Experiments with 1,432 spiders showed that more than 80 percent of the spiders chose tunnels leading to mosquitoes that had eaten blood. The rest chose to approach other species of prey.

In other tests, about 75 percent of spiders chose to approach female mosquitoes that had eaten blood rather than males (which don’t eat blood). They also chose female blood-eaters over the same kind of mosquitoes forced to feed on sugar instead.
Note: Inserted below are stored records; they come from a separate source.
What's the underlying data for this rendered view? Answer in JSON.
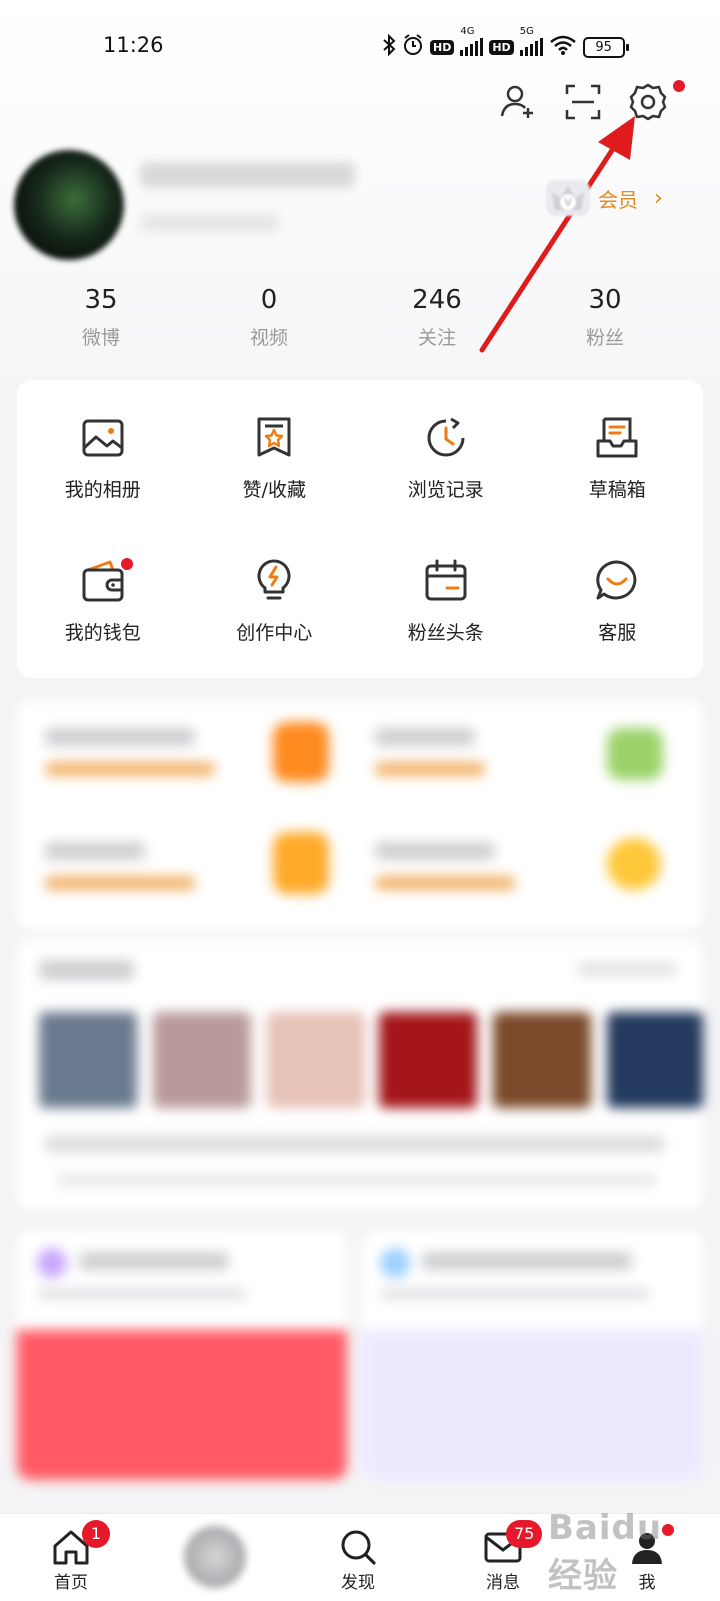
{
  "status_bar": {
    "time": "11:26",
    "hd1": "HD",
    "net1": "4G",
    "hd2": "HD",
    "net2": "5G",
    "battery": "95"
  },
  "header": {
    "vip_label": "会员",
    "vip_chevron": "›"
  },
  "stats": [
    {
      "value": "35",
      "label": "微博"
    },
    {
      "value": "0",
      "label": "视频"
    },
    {
      "value": "246",
      "label": "关注"
    },
    {
      "value": "30",
      "label": "粉丝"
    }
  ],
  "grid": {
    "items": [
      {
        "label": "我的相册",
        "icon": "photo-album-icon"
      },
      {
        "label": "赞/收藏",
        "icon": "bookmark-star-icon"
      },
      {
        "label": "浏览记录",
        "icon": "history-clock-icon"
      },
      {
        "label": "草稿箱",
        "icon": "drafts-tray-icon"
      },
      {
        "label": "我的钱包",
        "icon": "wallet-icon"
      },
      {
        "label": "创作中心",
        "icon": "lightbulb-icon"
      },
      {
        "label": "粉丝头条",
        "icon": "calendar-icon"
      },
      {
        "label": "客服",
        "icon": "chat-bubble-icon"
      }
    ]
  },
  "bottom_nav": {
    "home_label": "首页",
    "home_badge": "1",
    "discover_label": "发现",
    "messages_label": "消息",
    "messages_badge": "75",
    "me_label": "我"
  },
  "watermark": "Baidu经验",
  "colors": {
    "accent_orange": "#e38a1b",
    "badge_red": "#e6192b",
    "arrow_red": "#e01b1b"
  }
}
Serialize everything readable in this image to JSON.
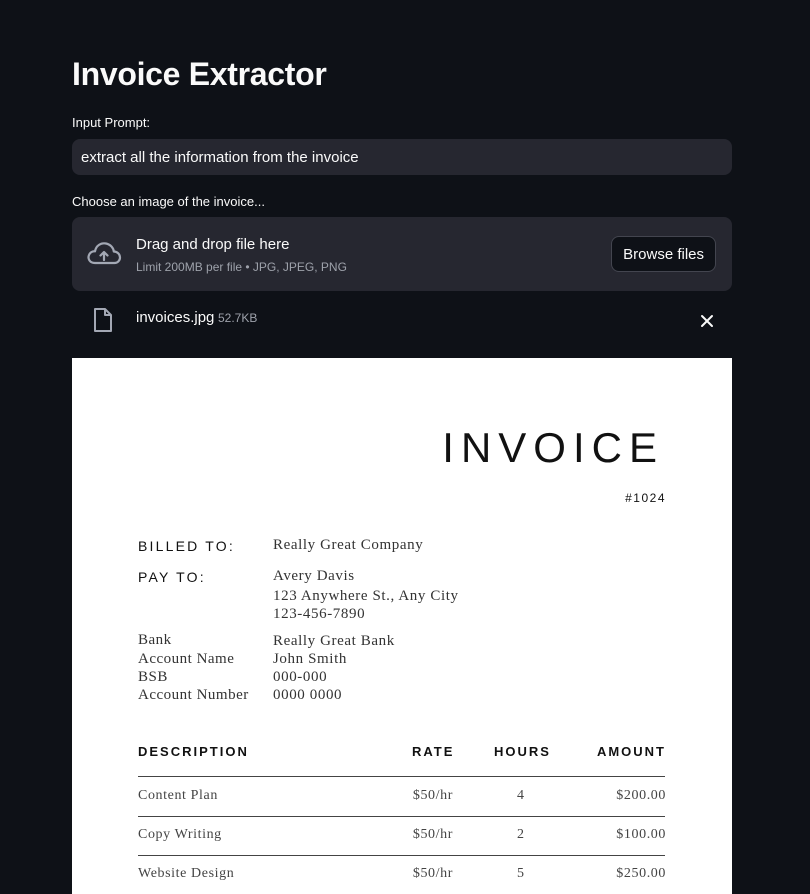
{
  "app": {
    "title": "Invoice Extractor",
    "prompt_label": "Input Prompt:",
    "prompt_value": "extract all the information from the invoice",
    "upload_label": "Choose an image of the invoice...",
    "dropzone": {
      "title": "Drag and drop file here",
      "subtitle": "Limit 200MB per file • JPG, JPEG, PNG",
      "browse_label": "Browse files"
    },
    "file": {
      "name": "invoices.jpg",
      "size": "52.7KB"
    }
  },
  "invoice": {
    "title": "INVOICE",
    "number": "#1024",
    "billed_to_label": "BILLED TO:",
    "billed_to": "Really Great Company",
    "pay_to_label": "PAY TO:",
    "pay_to_lines": [
      "Avery Davis",
      "123 Anywhere St., Any City",
      "123-456-7890"
    ],
    "bank": [
      {
        "key": "Bank",
        "value": "Really Great Bank"
      },
      {
        "key": "Account Name",
        "value": "John Smith"
      },
      {
        "key": "BSB",
        "value": "000-000"
      },
      {
        "key": "Account Number",
        "value": "0000 0000"
      }
    ],
    "headers": {
      "description": "DESCRIPTION",
      "rate": "RATE",
      "hours": "HOURS",
      "amount": "AMOUNT"
    },
    "rows": [
      {
        "description": "Content Plan",
        "rate": "$50/hr",
        "hours": "4",
        "amount": "$200.00"
      },
      {
        "description": "Copy Writing",
        "rate": "$50/hr",
        "hours": "2",
        "amount": "$100.00"
      },
      {
        "description": "Website Design",
        "rate": "$50/hr",
        "hours": "5",
        "amount": "$250.00"
      }
    ]
  },
  "colors": {
    "background": "#0e1117",
    "input_bg": "#262730",
    "text": "#fafafa",
    "muted": "#9ea2ab"
  }
}
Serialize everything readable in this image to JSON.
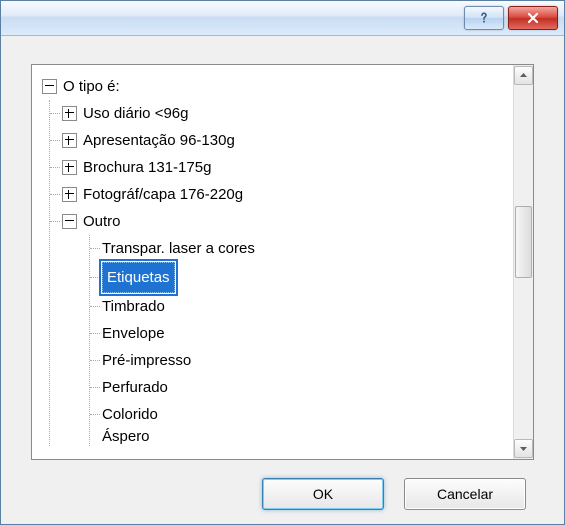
{
  "tree": {
    "root_label": "O tipo é:",
    "items": [
      {
        "label": "Uso diário <96g",
        "expand": "plus"
      },
      {
        "label": "Apresentação 96-130g",
        "expand": "plus"
      },
      {
        "label": "Brochura 131-175g",
        "expand": "plus"
      },
      {
        "label": "Fotográf/capa 176-220g",
        "expand": "plus"
      },
      {
        "label": "Outro",
        "expand": "minus"
      }
    ],
    "outro_children": [
      {
        "label": "Transpar. laser a cores"
      },
      {
        "label": "Etiquetas",
        "selected": true
      },
      {
        "label": "Timbrado"
      },
      {
        "label": "Envelope"
      },
      {
        "label": "Pré-impresso"
      },
      {
        "label": "Perfurado"
      },
      {
        "label": "Colorido"
      },
      {
        "label": "Áspero",
        "cut": true
      }
    ]
  },
  "buttons": {
    "ok": "OK",
    "cancel": "Cancelar"
  }
}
Finally, the scientists pumped the odors of various prey into the arms of a Y-shaped test chamber. They found that spiders moved toward arms holding the scent of female blood-fed mosquitoes over other scents.

Even spiders that were raised in the lab and had never tasted blood were drawn to the sight and smell of blood-fed mosquitoes. This suggests that the taste for blood is something that this kind of jumping spider is born with.

The studies also mean that when a mosquito in East Africa bites you, your blood might eventually end up in the belly of a hungry jumping spider.—E. Sohn

A Spider's Taste for Blood
A Spider's Taste for Blood








Designed and Powered by HBJamaica.com™